The IHI framework also identifies nine critical elements to nurturing a joyful, engaged workforce. These include5
- ensuring physical and psychological safety.
- fostering meaning and purpose in daily work.
- creating an environment that supports choice, autonomy, and flexibility.
- recognizing and rewarding staff in fair and visible ways.
- maintaining participatory management with clear communication and shared decision making.
- fostering camaraderie and teamwork.
- using scientific methods to recognize opportunities for growth and improvement.
- cultivating an environment that supports and promotes wellness and self-care.
- contributing real-time measurement and feedback.
APPLYING THE IHI FRAMEWORK TO YOUR ORGANIZATION
The IHI framework is an evidence-based strategy that can decrease burnout, increase job satisfaction, engage staff, and improve patient outcomes. Asking “What matters most?” and “When we are at our best, what does that look like?” are great starting points that are designed to reconnect the staff to their core values, which have been shown to be the foundation of the invisible architecture of an organization.21
Because leaders often get caught up in the minutiae of everyday operations, they may forget the impact that continuous change is having on the work environment. When staff isn't offered a chance to provide feedback, the number of “pebbles in the shoe” continues to grow, work becomes more challenging, and joy is lost. Research indicates that when nurses believe their voices don't matter or feel unsafe about communicating problems, they are reluctant to speak up.12 As outlined in the IHI recommendations, nurse leaders can play a key role in listening to colleagues, even if the issues raised are not immediately remediable. The intent of the conversation is to understand what matters, practice curiosity, and allow for deeper reflection.
Asking, “What gets in the way of having a good day?” helps to further the discussion. A 2017 literature review showed that the relationship-building skills of nurse leaders, along with their willingness to empower staff to create change, are key differentiators in staff satisfaction and the creation of a healthy work environment.22 Identifying obstacles and striving to address them can help shift nurses’ self-perception from powerless victims of their circumstances to morally resilient individuals able to work and thrive in challenging environments.4

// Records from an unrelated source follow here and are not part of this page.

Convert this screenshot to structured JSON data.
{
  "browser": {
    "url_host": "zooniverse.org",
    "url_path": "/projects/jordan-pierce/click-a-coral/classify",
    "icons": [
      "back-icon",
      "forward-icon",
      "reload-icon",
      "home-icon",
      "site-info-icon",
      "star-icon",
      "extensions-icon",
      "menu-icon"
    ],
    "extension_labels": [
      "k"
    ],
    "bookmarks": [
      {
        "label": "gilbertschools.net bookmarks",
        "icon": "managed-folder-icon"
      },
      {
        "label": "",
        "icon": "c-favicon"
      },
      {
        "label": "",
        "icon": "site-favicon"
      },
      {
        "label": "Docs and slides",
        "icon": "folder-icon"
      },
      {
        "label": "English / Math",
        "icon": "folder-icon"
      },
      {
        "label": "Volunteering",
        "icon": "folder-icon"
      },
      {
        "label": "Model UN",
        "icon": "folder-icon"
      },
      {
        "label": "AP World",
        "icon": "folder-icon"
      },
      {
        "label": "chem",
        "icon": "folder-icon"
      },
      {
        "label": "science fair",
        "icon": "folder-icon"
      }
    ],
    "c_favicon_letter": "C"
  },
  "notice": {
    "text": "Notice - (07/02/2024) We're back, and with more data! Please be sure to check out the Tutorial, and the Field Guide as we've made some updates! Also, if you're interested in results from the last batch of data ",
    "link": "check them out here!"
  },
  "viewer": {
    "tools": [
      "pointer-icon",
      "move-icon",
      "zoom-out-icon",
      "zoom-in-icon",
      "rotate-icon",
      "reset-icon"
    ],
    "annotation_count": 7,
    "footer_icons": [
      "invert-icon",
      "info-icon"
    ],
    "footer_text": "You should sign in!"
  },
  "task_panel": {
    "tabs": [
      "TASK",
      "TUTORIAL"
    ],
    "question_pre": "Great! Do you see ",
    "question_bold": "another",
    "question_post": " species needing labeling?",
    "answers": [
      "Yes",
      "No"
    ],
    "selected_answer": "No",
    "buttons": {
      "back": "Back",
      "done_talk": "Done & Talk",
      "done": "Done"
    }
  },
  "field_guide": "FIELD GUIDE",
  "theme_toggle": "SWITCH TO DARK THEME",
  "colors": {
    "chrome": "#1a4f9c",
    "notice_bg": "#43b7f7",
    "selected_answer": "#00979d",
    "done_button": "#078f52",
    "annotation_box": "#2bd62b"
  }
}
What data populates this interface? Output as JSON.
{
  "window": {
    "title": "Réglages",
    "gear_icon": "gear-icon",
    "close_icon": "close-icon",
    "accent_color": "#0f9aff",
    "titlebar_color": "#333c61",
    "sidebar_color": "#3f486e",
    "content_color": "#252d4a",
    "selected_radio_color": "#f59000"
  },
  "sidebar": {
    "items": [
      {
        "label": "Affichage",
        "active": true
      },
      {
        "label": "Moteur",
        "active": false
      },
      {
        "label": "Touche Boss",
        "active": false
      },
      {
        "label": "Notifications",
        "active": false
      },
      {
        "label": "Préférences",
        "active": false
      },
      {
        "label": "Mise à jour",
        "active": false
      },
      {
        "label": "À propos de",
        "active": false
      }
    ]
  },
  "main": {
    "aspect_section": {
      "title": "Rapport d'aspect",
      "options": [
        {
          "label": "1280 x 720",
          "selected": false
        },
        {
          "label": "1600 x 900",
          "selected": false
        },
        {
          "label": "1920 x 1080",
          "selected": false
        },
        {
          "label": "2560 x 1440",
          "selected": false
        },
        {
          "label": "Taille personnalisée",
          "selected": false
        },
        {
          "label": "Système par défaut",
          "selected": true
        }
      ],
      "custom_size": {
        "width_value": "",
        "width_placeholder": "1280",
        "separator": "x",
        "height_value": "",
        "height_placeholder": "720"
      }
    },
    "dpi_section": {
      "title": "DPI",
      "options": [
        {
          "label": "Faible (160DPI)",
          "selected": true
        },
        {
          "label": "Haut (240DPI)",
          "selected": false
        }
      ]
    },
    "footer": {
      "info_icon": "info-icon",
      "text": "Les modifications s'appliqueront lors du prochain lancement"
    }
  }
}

Leaders may fear failure when instituting initiatives designed to solve problems, as they may believe that innovation needs to be unleashed on a grand scale in order to have meaning, but this is untrue.23 Asking, “What can be done right now to get the process started?” is a helpful question. Making small changes, with immediate follow-through, is the best way to begin, because when staff feels that nothing is being done in response to the issues raised, they will stop engaging.
The PDSA tool can help institute a change and evaluate its success. Progress is usually incremental, and iterations may be needed, but even the smallest action can yield big payoffs.
The pace of change in health care is unlikely to decrease in the near future. While we have little control over many aspects of this upheaval, we do have the power to adopt behaviors and approaches that will bring more meaning, purpose—and joy—in the workplace. Doing so will be beneficial not only to clinicians, but to patients and health care organizations as well.